Every year in Germany, as many as 80,000 family-owned businesses face succession issues. If the owners’ children have different career aspirations, internal succession may no longer be possible. Usually, the only remaining option is to look outside the company; the family and the business enterprise simply have to go different ways, and the company’s management and capital are transferred to a third party. Thankfully, help with this process can be provided by the Steinbeis Transfer Center for Production and Quality in Furtwangen.
Finding someone suitable to take over a small or medium-sized business (SME) is an extremely complex process. Succession planning should therefore not be started too late and must be carried out professionally. For a potential buyer, acquiring a company that already has a reputation in the market is a useful alternative to setting up a new company or expanding existing operations. It also makes it easier to achieve turnover and revenue goals.
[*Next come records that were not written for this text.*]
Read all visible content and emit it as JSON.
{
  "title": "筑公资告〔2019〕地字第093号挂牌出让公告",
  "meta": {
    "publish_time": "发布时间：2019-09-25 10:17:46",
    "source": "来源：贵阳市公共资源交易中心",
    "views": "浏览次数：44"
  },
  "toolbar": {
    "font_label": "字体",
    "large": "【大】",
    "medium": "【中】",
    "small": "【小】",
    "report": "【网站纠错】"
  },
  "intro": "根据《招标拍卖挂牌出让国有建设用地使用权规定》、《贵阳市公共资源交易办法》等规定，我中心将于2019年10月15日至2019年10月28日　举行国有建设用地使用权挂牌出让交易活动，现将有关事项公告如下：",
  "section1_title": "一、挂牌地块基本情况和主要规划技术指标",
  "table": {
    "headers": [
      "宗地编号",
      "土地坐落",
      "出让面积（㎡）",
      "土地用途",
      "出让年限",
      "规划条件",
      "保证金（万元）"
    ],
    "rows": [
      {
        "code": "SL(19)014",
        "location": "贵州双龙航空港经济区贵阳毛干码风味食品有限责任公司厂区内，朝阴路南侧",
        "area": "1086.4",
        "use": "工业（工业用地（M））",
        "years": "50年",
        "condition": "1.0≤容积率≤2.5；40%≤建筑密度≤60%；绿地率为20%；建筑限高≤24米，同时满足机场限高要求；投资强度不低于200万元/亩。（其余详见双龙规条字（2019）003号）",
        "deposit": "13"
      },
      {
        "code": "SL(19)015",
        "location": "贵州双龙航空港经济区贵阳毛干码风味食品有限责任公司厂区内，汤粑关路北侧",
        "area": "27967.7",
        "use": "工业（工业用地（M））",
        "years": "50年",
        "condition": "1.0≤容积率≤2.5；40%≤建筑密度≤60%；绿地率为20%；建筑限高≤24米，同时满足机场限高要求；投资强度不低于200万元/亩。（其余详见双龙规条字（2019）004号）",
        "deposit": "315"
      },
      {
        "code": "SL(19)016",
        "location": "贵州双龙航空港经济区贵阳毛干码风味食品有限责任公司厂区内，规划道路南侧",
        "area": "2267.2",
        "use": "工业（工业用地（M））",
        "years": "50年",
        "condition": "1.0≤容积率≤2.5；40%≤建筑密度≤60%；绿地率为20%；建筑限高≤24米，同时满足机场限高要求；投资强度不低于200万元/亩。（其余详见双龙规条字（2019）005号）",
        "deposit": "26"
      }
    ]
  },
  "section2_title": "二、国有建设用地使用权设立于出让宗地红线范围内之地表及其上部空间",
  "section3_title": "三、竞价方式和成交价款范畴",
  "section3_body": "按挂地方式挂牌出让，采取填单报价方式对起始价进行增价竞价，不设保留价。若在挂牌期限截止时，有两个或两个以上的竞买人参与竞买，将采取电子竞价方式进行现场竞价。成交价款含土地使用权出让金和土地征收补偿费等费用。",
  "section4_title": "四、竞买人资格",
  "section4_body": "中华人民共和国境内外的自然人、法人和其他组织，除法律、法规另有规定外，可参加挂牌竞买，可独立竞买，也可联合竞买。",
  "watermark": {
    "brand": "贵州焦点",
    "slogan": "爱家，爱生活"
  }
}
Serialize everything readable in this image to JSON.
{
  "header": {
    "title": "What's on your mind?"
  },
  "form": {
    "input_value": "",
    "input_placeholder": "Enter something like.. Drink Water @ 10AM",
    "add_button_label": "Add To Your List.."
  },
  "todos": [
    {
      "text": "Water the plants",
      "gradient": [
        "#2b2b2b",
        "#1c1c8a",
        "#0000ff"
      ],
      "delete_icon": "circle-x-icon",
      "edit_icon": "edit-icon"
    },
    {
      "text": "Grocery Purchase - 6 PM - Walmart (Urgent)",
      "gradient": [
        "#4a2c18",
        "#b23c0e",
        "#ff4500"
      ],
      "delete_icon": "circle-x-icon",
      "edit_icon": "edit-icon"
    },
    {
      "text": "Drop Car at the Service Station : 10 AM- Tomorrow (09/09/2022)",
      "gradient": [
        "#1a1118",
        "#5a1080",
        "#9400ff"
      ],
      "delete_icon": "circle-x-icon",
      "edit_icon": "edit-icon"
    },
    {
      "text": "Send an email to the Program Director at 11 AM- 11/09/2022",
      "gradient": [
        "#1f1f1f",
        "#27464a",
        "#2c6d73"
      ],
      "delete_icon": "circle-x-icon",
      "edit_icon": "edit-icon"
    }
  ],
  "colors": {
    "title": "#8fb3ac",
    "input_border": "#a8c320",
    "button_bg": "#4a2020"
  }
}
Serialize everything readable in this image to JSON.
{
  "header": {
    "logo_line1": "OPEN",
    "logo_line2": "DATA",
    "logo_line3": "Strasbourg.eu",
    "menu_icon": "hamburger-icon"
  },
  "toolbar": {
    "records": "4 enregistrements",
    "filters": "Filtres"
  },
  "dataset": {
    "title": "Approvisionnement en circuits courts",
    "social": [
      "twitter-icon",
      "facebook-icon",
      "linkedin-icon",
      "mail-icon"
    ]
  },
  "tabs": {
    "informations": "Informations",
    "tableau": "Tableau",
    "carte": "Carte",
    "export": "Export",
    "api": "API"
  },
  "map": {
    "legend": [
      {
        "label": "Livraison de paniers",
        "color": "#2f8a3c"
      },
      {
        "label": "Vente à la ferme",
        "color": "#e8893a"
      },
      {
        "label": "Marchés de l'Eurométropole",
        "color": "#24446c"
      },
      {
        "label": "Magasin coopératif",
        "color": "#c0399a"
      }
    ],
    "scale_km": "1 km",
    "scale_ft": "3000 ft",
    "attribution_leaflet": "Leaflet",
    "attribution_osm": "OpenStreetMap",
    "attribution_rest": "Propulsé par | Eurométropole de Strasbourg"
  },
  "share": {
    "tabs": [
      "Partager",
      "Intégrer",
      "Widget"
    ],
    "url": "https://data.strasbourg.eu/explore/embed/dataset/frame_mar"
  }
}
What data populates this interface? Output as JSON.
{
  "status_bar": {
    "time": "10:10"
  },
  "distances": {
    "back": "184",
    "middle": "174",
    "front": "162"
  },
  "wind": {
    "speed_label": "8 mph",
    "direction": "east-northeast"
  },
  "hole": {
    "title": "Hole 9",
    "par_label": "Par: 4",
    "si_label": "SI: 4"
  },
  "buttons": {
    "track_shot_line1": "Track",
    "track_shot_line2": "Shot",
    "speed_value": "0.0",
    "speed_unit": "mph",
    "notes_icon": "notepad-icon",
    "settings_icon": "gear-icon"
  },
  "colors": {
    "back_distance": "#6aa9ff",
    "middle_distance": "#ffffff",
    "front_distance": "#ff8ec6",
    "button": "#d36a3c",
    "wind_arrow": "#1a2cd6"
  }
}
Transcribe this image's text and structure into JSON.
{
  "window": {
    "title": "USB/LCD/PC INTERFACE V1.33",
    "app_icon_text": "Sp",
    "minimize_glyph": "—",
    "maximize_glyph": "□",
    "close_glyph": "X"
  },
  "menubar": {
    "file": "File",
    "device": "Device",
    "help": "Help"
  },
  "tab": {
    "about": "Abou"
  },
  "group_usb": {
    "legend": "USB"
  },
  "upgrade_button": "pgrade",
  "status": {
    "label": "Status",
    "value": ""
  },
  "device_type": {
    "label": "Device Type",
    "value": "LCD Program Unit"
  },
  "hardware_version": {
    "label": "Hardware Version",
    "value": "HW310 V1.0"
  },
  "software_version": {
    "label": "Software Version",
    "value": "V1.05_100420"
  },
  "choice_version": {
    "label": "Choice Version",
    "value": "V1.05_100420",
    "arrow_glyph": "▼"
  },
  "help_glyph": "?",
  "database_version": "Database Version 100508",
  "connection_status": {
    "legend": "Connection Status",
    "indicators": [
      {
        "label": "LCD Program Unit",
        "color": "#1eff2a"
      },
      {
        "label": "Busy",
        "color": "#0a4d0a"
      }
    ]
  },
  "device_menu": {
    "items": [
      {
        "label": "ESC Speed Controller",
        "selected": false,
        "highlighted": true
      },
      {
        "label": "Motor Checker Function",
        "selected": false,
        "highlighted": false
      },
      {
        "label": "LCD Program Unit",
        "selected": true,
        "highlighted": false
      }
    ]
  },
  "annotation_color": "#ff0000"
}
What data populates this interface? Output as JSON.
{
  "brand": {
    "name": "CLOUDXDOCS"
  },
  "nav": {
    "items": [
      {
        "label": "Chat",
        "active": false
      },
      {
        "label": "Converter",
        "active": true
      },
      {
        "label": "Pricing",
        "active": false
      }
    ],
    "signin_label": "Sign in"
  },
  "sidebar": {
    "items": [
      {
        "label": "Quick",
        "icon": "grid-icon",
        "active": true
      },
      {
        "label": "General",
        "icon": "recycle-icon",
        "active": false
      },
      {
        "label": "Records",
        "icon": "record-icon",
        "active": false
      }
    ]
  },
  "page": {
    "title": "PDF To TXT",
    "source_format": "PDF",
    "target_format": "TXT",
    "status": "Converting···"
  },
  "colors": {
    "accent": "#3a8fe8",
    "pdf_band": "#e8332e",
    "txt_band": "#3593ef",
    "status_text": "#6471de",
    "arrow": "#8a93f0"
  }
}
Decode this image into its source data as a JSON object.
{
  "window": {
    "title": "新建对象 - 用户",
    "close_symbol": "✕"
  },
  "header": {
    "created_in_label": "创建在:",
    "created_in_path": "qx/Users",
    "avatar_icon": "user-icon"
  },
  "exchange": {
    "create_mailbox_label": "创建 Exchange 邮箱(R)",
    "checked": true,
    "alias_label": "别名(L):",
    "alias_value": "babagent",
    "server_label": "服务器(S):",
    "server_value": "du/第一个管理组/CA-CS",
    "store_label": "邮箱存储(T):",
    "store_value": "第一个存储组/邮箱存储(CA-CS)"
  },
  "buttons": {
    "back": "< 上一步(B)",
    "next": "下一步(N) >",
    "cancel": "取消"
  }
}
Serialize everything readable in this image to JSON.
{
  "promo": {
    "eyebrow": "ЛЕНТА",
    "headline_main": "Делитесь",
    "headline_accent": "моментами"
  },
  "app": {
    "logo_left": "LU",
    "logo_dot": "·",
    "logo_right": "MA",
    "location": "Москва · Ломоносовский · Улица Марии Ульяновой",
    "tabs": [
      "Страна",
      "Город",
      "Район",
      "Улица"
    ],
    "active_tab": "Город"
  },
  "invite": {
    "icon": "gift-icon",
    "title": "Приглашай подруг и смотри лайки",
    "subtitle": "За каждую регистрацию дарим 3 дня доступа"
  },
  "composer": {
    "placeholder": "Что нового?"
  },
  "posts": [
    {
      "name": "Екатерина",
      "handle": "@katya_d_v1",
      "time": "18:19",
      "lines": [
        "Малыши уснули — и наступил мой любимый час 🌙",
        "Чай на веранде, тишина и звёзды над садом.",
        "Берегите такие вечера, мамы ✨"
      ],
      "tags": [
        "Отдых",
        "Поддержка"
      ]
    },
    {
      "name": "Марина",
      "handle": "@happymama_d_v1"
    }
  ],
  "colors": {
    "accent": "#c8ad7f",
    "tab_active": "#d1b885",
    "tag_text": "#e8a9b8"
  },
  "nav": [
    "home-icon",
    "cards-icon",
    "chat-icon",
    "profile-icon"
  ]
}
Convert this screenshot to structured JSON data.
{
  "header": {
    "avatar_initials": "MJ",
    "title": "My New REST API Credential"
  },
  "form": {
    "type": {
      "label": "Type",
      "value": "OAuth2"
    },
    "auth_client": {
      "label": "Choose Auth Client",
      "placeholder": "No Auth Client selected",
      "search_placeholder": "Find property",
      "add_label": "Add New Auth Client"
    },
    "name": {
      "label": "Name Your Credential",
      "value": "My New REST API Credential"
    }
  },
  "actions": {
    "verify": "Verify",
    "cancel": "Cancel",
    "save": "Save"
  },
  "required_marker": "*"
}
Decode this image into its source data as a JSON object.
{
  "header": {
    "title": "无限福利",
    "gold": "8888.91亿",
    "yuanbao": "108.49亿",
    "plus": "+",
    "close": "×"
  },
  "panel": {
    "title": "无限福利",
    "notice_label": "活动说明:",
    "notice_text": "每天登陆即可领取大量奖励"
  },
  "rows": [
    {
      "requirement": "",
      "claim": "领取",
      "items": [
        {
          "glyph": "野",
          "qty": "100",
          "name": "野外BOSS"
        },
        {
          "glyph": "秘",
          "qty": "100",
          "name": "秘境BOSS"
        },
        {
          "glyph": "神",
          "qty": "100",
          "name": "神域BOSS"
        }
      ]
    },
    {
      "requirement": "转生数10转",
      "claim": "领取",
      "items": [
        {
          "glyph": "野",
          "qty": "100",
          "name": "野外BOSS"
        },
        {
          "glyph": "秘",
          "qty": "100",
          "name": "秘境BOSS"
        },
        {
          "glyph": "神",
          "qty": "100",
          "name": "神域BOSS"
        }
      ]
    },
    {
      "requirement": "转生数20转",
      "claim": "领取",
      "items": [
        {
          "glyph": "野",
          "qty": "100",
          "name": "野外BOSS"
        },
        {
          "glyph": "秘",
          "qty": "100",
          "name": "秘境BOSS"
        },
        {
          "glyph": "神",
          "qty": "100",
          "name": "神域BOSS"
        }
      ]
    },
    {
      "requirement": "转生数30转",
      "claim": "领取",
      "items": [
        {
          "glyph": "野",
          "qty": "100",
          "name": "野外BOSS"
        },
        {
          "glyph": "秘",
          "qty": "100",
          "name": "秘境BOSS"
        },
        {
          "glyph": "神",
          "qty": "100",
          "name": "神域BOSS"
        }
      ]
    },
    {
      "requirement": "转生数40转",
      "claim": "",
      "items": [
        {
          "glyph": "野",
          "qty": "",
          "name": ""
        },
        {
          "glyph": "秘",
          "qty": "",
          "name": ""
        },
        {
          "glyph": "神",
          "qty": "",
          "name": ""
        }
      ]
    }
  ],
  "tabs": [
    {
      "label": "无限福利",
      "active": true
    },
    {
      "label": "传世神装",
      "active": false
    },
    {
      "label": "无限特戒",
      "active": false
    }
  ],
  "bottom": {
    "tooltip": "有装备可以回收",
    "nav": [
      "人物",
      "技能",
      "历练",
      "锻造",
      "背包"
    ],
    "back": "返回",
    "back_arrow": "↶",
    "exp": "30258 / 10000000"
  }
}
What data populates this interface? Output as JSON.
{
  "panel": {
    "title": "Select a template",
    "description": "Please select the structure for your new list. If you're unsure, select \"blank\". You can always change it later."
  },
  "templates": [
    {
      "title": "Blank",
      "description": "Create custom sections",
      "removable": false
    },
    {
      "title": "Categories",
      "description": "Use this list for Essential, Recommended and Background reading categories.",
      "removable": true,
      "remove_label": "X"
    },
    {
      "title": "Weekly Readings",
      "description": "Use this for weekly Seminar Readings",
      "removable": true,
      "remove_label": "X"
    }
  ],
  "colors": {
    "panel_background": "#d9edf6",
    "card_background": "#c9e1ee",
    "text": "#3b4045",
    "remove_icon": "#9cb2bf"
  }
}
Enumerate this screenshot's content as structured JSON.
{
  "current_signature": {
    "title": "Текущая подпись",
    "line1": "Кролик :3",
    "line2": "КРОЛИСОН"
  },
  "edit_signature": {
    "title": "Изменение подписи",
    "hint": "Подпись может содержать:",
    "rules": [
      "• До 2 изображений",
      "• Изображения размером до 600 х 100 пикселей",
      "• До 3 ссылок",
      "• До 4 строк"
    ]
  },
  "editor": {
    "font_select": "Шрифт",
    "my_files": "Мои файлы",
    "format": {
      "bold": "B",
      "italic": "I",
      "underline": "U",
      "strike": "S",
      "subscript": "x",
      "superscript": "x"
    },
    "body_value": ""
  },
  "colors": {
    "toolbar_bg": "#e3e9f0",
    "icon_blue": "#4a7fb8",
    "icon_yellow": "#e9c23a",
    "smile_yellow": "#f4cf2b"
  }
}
This was a familiar situation for HEGO, a metalworking company based in Gosheim. Last year, HEGO approached the director of the Steinbeis Transfer Center for Production and Quality, Prof. Dr.-Ing. Jürgen Schmidt, in its search for a potential buyer. HEGO produces precision-lathed parts for use in a variety of industries, and has 12 employees. The starting point of the transaction process for Schmidt was to determine a reasonable market value for the company. It’s quite normal for there to be big differences between the expectations of the seller and the buyer when it comes to market value. Nonetheless, one thing always holds true: A company is only worth what somebody is willing to pay for it.
Different company valuation methods provide ways to determine a business’s value. One approach that is particularly well suited to SMEs is the “multiples” method. This starts with the earnings before interest and tax (EBIT) of the last few years. Then, extraordinary revenues and expenditures are removed. What is left is a value that can be factored up by so-called finance multiples. For the process to work properly, you have to use multiples that are specific to the sector of industry, and these multiples are regularly updated and published on the internet. As HEGO has a turnover of less than 50 million, it is classed as a “small cap” company, and its field is mechanical engineering. The corresponding multipliers for July/August 2016 lay between 6.7 and 8.3. This resulted in a top-level value for the company which had to be recalculated to allow for net financial liabilities by subtracting interest-bearing liabilities from surplus liquidity.
The resulting final value is generally the maximum acquisition price. The next step was to take this company value as a starting point and draft a meaningful profile of the business enterprise. This is used to identify, approach, and select potential buyers. Jürgen Schmidt set about getting in touch with buyers, who in this case ultimately ended up being Viktor and Alice Lepp. He then provided support to both the buyers and the sellers with the sales negotiations. In coordination with HEGO, the Steinbeis Transfer Center helped the Lepp family draft a business plan that would allow them to apply for a loan. To finance a company acquisition, it is generally good to fund around 15% of the transaction through personal equity. The remaining 85% of the required capital can by topped up by public funding programs backed by the state or government, or it can be provided by a “high-street” bank. In this case, the family’s bank submitted a proposal to a state funding bank, which in Germany is often a bank like KfW (or in Baden-Wuerttemberg, L-Bank). Depending on the specific program, a certain percentage of the loan is underwritten by a special guarantee bank. As the Lepps were from the metalworking industry, they could point to many years of experience at a similar company. As well as a realistic business plan, this was an important prerequisite for gaining financing from the banks for the acquisition. From start to finish, the project took around a year until everyone involved finally reached their goal. The HEGO metalworking business was acquired by Viktor and Alice Lepp on January 1, 2017.